Funds plea to fix Willsbridge Mill's pond
The replica water mill turbine
VOLUNTEERS looking after Willsbridge Mill need to raise £4,000 to secure the future of its mill pond.
The pond at the site in Longwell Green was established in 1978, after the original mill pond broke its banks in a storm in 1968.
It is popular with local children and groups who use it for pond dipping but over the last few years has developed a leak.
Willsbridge Mill Community Refresh (WMCR), the group of volunteers who have regenerated the mill over the past seven years, have been told they need to raise 10 per cent of the £40,000 needed to repair the pond in order to apply for a grant.
WMCR spokesperson Tom Baker said: “The mill pond keeps drying out and we know there’s a leak.
“The whole thing needs digging out and new levels put in, including deeper areas that will attract a wider variety of wildlife.”
Elsewhere on the site, the hard work of the volunteers is coming to fruition.
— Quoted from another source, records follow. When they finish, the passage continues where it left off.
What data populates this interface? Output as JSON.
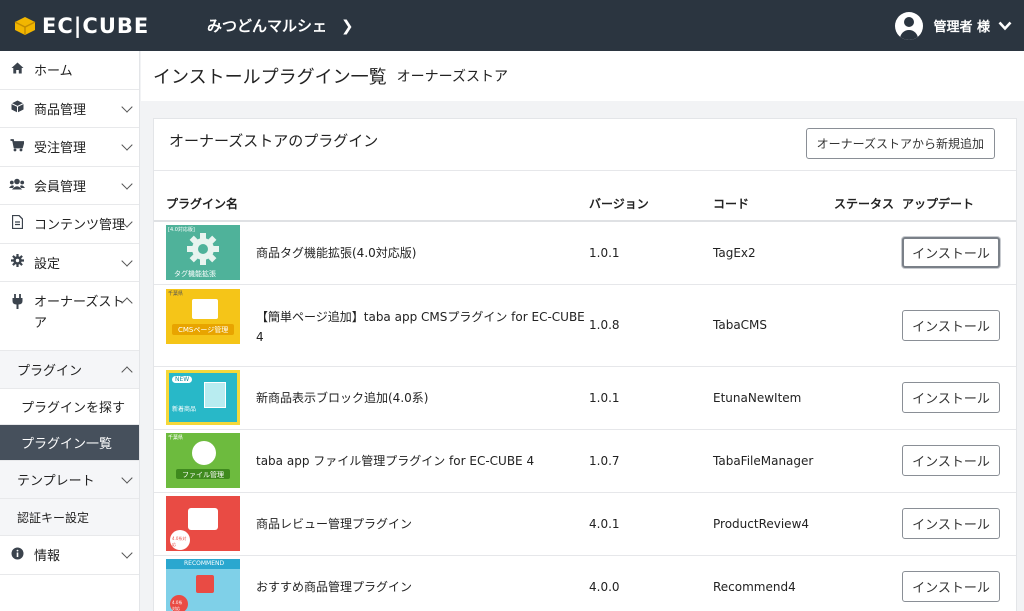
{
  "header": {
    "logo_text": "EC|CUBE",
    "shop_name": "みつどんマルシェ",
    "user_name": "管理者 様"
  },
  "sidebar": {
    "items": [
      {
        "label": "ホーム",
        "icon": "home-icon"
      },
      {
        "label": "商品管理",
        "icon": "box-icon"
      },
      {
        "label": "受注管理",
        "icon": "cart-icon"
      },
      {
        "label": "会員管理",
        "icon": "users-icon"
      },
      {
        "label": "コンテンツ管理",
        "icon": "file-icon"
      },
      {
        "label": "設定",
        "icon": "gear-icon"
      },
      {
        "label": "オーナーズストア",
        "icon": "plug-icon"
      }
    ],
    "plugin": "プラグイン",
    "plugin_find": "プラグインを探す",
    "plugin_list": "プラグイン一覧",
    "template": "テンプレート",
    "auth_key": "認証キー設定",
    "info": "情報"
  },
  "page": {
    "title": "インストールプラグイン一覧",
    "subtitle": "オーナーズストア"
  },
  "card": {
    "title": "オーナーズストアのプラグイン",
    "add_button": "オーナーズストアから新規追加"
  },
  "table": {
    "headers": {
      "name": "プラグイン名",
      "version": "バージョン",
      "code": "コード",
      "status": "ステータス",
      "update": "アップデート"
    },
    "rows": [
      {
        "name": "商品タグ機能拡張(4.0対応版)",
        "version": "1.0.1",
        "code": "TagEx2",
        "button": "インストール"
      },
      {
        "name": "【簡単ページ追加】taba app CMSプラグイン for EC-CUBE 4",
        "version": "1.0.8",
        "code": "TabaCMS",
        "button": "インストール"
      },
      {
        "name": "新商品表示ブロック追加(4.0系)",
        "version": "1.0.1",
        "code": "EtunaNewItem",
        "button": "インストール"
      },
      {
        "name": "taba app ファイル管理プラグイン for EC-CUBE 4",
        "version": "1.0.7",
        "code": "TabaFileManager",
        "button": "インストール"
      },
      {
        "name": "商品レビュー管理プラグイン",
        "version": "4.0.1",
        "code": "ProductReview4",
        "button": "インストール"
      },
      {
        "name": "おすすめ商品管理プラグイン",
        "version": "4.0.0",
        "code": "Recommend4",
        "button": "インストール"
      }
    ]
  },
  "thumbs": {
    "t1": {
      "tag": "[4.0対応版]",
      "label": "タグ機能拡張"
    },
    "t2": {
      "tag": "千葉県",
      "label": "CMSページ管理"
    },
    "t3": {
      "tag": "NEW",
      "label": "新着商品"
    },
    "t4": {
      "tag": "千葉県",
      "label": "ファイル管理"
    },
    "t5": {
      "tag": "4.0系対応"
    },
    "t6": {
      "tag": "RECOMMEND",
      "badge": "4.0系対応"
    }
  }
}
The shop is fully open, staffed by volunteers, and the café is back to full opening hours now that Covid restrictions have eased.
The forest school run over the past few months was so popular that tickets sold out within five minutes of going on sale. They are now hoping to run a forest school throughout the week, so more children, schools and childminding groups can access it.
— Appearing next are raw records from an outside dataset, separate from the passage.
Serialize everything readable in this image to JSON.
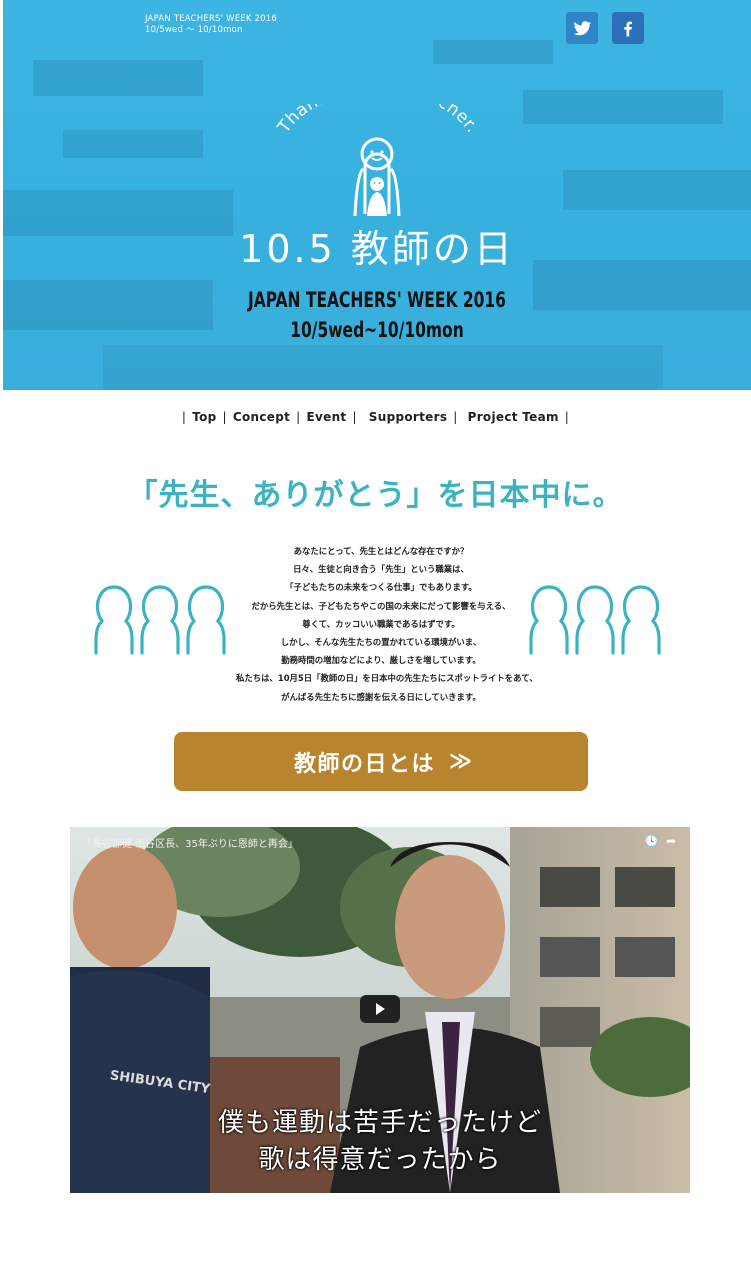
{
  "hero": {
    "tag_line1": "JAPAN TEACHERS' WEEK 2016",
    "tag_line2": "10/5wed 〜 10/10mon",
    "logo_arc_text": "Thank you. My teacher.",
    "title": "10.5 教師の日",
    "subtitle1": "JAPAN TEACHERS' WEEK 2016",
    "subtitle2": "10/5wed~10/10mon",
    "background_color": "#3cb5e2",
    "social_icons": [
      "twitter-icon",
      "facebook-icon"
    ]
  },
  "nav": {
    "items": [
      "Top",
      "Concept",
      "Event",
      "Supporters",
      "Project Team"
    ]
  },
  "headline": "「先生、ありがとう」を日本中に。",
  "intro": [
    "あなたにとって、先生とはどんな存在ですか？",
    "日々、生徒と向き合う「先生」という職業は、",
    "「子どもたちの未来をつくる仕事」でもあります。",
    "だから先生とは、子どもたちやこの国の未来にだって影響を与える、",
    "尊くて、カッコいい職業であるはずです。",
    "しかし、そんな先生たちの置かれている環境がいま、",
    "勤務時間の増加などにより、厳しさを増しています。",
    "私たちは、10月5日「教師の日」を日本中の先生たちにスポットライトをあて、",
    "がんばる先生たちに感謝を伝える日にしていきます。"
  ],
  "cta": {
    "label": "教師の日とは",
    "arrow": "≫",
    "color": "#b8842e"
  },
  "video": {
    "title": "「長谷部健 渋谷区長、35年ぶりに恩師と再会」",
    "subtitle_line1": "僕も運動は苦手だったけど",
    "subtitle_line2": "歌は得意だったから",
    "shirt_text": "SHIBUYA CITY"
  },
  "colors": {
    "accent_teal": "#3bb3c0",
    "hero_blue": "#3cb5e2",
    "cta_gold": "#b8842e"
  }
}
It is hoped that popular events at the mill, including for Halloween and Christmas, will be able to resume this year.
The Willsbridge Valley nature reserve, in which Willsbridge Mill sits, has just been voted the most popular nature reserve to visit by people across Bristol, in a survey by Avon Wildlife Trust.
Mr Baker said: “One of our main aims is inclusion and making this an enjoyable place for everyone, so it’s lovely to hear that so many people are making the most of it.
“Our volunteers really are doing a wonderful job and have achieved so much in lockdown. The place has come on enormously in the past 12 months.”
The mill was built over three centuries ago as an iron mill, eventually becoming a grain mill, but fell into disrepair half a century ago.
The refurbished mill building now houses a museum, including a working replica water mill turbine.
To donate to the fundraiser, go to www.gofundme.com/f/willsbridge-mill